Exercise aim
The reply must repeat each entry exactly and contain no pictures.

App and web page records
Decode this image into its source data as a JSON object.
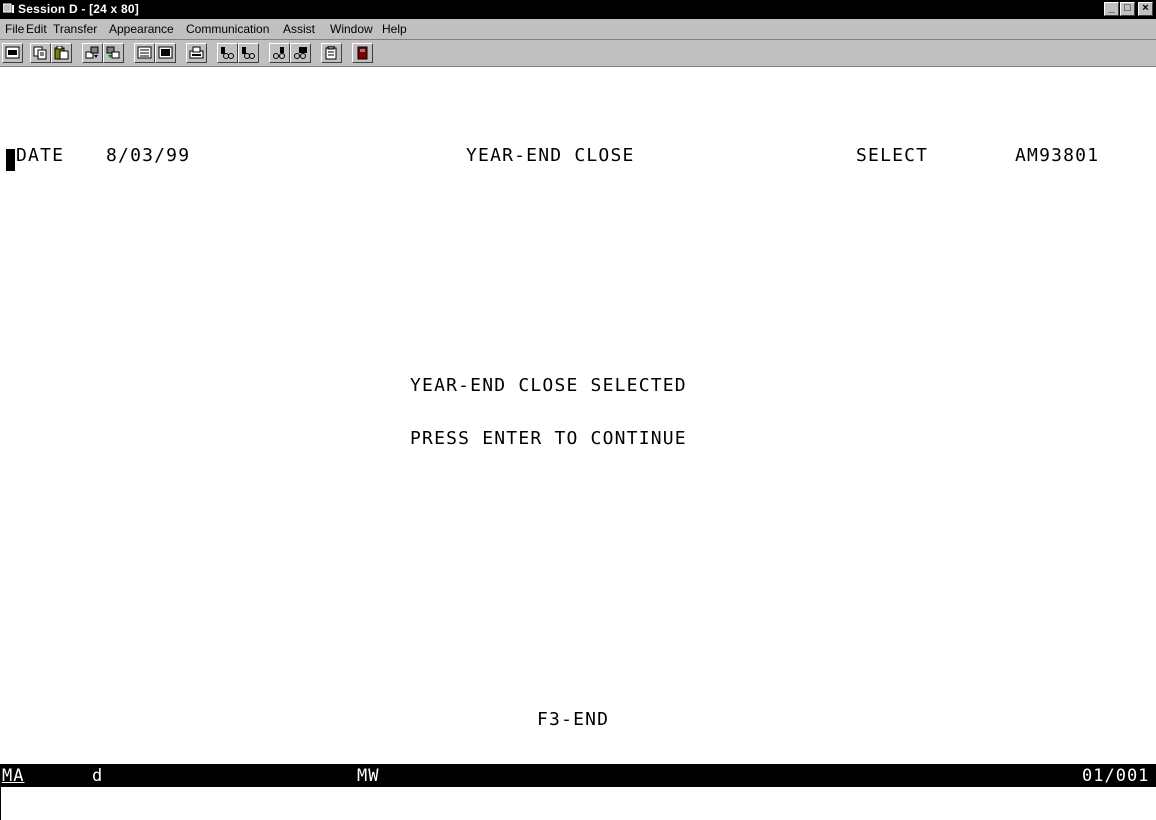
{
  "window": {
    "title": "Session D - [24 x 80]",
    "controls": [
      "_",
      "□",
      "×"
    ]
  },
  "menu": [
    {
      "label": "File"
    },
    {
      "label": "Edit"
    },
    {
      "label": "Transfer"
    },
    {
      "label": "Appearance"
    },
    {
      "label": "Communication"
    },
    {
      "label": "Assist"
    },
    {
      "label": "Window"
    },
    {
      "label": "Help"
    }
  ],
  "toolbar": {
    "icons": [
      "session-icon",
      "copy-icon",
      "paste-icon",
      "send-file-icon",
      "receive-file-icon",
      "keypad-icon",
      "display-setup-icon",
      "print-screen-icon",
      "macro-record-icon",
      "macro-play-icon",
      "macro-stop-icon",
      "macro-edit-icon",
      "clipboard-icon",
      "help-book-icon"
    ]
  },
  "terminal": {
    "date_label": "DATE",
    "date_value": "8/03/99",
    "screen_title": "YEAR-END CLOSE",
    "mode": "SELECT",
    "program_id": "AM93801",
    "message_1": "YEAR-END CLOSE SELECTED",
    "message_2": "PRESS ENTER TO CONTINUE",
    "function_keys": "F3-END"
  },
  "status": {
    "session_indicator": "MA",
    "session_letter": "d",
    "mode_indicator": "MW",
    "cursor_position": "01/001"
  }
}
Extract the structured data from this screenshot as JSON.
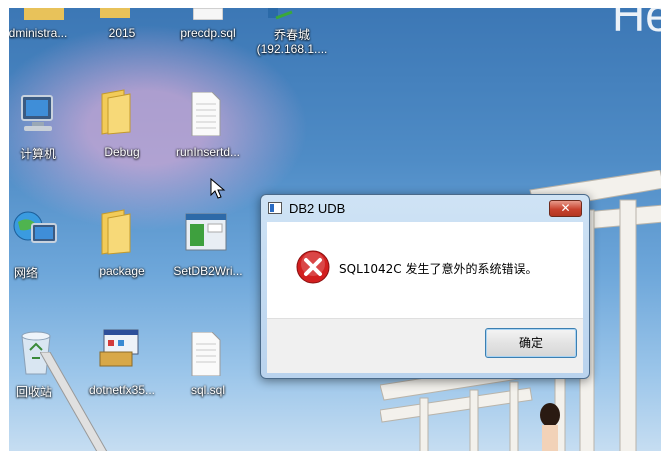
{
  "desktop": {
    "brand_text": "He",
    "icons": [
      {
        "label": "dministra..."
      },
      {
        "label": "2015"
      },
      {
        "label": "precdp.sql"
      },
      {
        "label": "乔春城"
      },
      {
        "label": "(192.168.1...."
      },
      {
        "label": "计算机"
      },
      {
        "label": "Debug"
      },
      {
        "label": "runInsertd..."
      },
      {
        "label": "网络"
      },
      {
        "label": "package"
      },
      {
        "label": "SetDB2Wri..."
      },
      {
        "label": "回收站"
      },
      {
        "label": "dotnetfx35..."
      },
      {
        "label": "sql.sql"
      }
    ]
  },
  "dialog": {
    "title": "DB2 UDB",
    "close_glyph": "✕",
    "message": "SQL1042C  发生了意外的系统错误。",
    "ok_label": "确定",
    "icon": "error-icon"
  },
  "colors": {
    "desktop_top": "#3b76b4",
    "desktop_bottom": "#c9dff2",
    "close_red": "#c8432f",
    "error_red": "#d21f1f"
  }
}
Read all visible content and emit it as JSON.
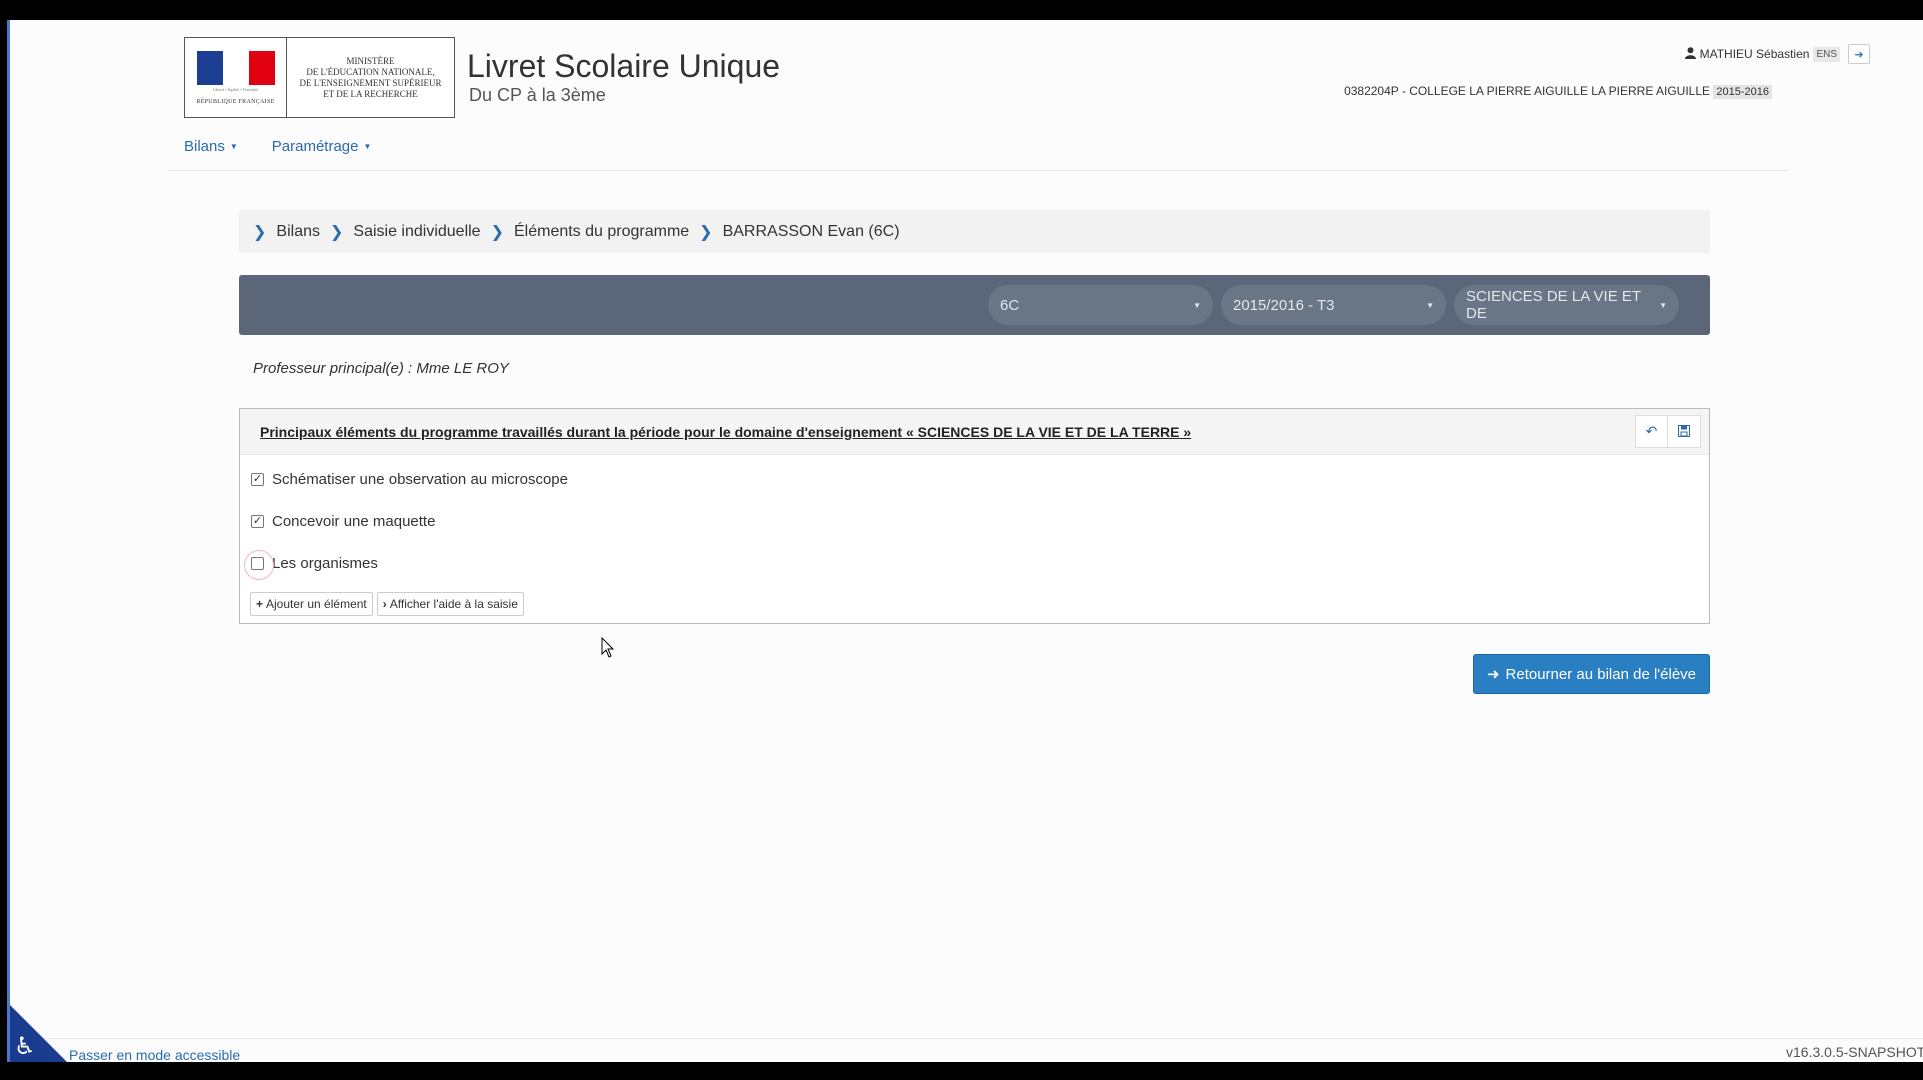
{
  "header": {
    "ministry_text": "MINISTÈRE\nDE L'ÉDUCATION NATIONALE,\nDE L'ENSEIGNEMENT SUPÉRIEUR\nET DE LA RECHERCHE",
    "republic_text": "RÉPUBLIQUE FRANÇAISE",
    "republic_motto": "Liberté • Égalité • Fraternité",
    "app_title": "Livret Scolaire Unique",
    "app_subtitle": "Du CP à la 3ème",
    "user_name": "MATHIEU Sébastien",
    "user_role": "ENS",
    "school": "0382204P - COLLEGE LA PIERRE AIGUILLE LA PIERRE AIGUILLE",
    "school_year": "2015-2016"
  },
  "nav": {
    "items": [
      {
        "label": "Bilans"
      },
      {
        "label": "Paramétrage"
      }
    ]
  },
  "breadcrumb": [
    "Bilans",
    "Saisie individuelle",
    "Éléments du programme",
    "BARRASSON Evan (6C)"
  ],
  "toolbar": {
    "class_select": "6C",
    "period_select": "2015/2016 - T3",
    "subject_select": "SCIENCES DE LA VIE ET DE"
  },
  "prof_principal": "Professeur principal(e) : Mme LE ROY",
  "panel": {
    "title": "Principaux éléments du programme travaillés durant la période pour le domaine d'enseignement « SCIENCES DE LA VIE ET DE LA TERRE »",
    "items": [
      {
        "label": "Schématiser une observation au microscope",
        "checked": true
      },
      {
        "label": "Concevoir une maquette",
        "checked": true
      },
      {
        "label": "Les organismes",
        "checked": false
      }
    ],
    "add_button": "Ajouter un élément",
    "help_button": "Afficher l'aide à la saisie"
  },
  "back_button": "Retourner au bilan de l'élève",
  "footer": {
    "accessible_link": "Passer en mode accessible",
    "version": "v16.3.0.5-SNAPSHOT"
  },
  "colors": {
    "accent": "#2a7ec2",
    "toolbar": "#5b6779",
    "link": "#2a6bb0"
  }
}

Written solution
Decode this image into its source data as a JSON object.
{
  "window": {
    "title": "Session D - [24 x 80]",
    "controls": [
      "_",
      "□",
      "×"
    ]
  },
  "menu": [
    {
      "label": "File"
    },
    {
      "label": "Edit"
    },
    {
      "label": "Transfer"
    },
    {
      "label": "Appearance"
    },
    {
      "label": "Communication"
    },
    {
      "label": "Assist"
    },
    {
      "label": "Window"
    },
    {
      "label": "Help"
    }
  ],
  "toolbar": {
    "icons": [
      "session-icon",
      "copy-icon",
      "paste-icon",
      "send-file-icon",
      "receive-file-icon",
      "keypad-icon",
      "display-setup-icon",
      "print-screen-icon",
      "macro-record-icon",
      "macro-play-icon",
      "macro-stop-icon",
      "macro-edit-icon",
      "clipboard-icon",
      "help-book-icon"
    ]
  },
  "terminal": {
    "date_label": "DATE",
    "date_value": "8/03/99",
    "screen_title": "YEAR-END CLOSE",
    "mode": "SELECT",
    "program_id": "AM93801",
    "message_1": "YEAR-END CLOSE SELECTED",
    "message_2": "PRESS ENTER TO CONTINUE",
    "function_keys": "F3-END"
  },
  "status": {
    "session_indicator": "MA",
    "session_letter": "d",
    "mode_indicator": "MW",
    "cursor_position": "01/001"
  }
}
Extract the structured data from this screenshot as JSON.
{
  "desktop": {
    "brand_text": "He",
    "icons": [
      {
        "label": "dministra..."
      },
      {
        "label": "2015"
      },
      {
        "label": "precdp.sql"
      },
      {
        "label": "乔春城"
      },
      {
        "label": "(192.168.1...."
      },
      {
        "label": "计算机"
      },
      {
        "label": "Debug"
      },
      {
        "label": "runInsertd..."
      },
      {
        "label": "网络"
      },
      {
        "label": "package"
      },
      {
        "label": "SetDB2Wri..."
      },
      {
        "label": "回收站"
      },
      {
        "label": "dotnetfx35..."
      },
      {
        "label": "sql.sql"
      }
    ]
  },
  "dialog": {
    "title": "DB2 UDB",
    "close_glyph": "✕",
    "message": "SQL1042C  发生了意外的系统错误。",
    "ok_label": "确定",
    "icon": "error-icon"
  },
  "colors": {
    "desktop_top": "#3b76b4",
    "desktop_bottom": "#c9dff2",
    "close_red": "#c8432f",
    "error_red": "#d21f1f"
  }
}
Read all visible content and emit it as JSON.
{
  "header": {
    "ministry_text": "MINISTÈRE\nDE L'ÉDUCATION NATIONALE,\nDE L'ENSEIGNEMENT SUPÉRIEUR\nET DE LA RECHERCHE",
    "republic_text": "RÉPUBLIQUE FRANÇAISE",
    "republic_motto": "Liberté • Égalité • Fraternité",
    "app_title": "Livret Scolaire Unique",
    "app_subtitle": "Du CP à la 3ème",
    "user_name": "MATHIEU Sébastien",
    "user_role": "ENS",
    "school": "0382204P - COLLEGE LA PIERRE AIGUILLE LA PIERRE AIGUILLE",
    "school_year": "2015-2016"
  },
  "nav": {
    "items": [
      {
        "label": "Bilans"
      },
      {
        "label": "Paramétrage"
      }
    ]
  },
  "breadcrumb": [
    "Bilans",
    "Saisie individuelle",
    "Éléments du programme",
    "BARRASSON Evan (6C)"
  ],
  "toolbar": {
    "class_select": "6C",
    "period_select": "2015/2016 - T3",
    "subject_select": "SCIENCES DE LA VIE ET DE"
  },
  "prof_principal": "Professeur principal(e) : Mme LE ROY",
  "panel": {
    "title": "Principaux éléments du programme travaillés durant la période pour le domaine d'enseignement « SCIENCES DE LA VIE ET DE LA TERRE »",
    "items": [
      {
        "label": "Schématiser une observation au microscope",
        "checked": true
      },
      {
        "label": "Concevoir une maquette",
        "checked": true
      },
      {
        "label": "Les organismes",
        "checked": false
      }
    ],
    "add_button": "Ajouter un élément",
    "help_button": "Afficher l'aide à la saisie"
  },
  "back_button": "Retourner au bilan de l'élève",
  "footer": {
    "accessible_link": "Passer en mode accessible",
    "version": "v16.3.0.5-SNAPSHOT"
  },
  "colors": {
    "accent": "#2a7ec2",
    "toolbar": "#5b6779",
    "link": "#2a6bb0"
  }
}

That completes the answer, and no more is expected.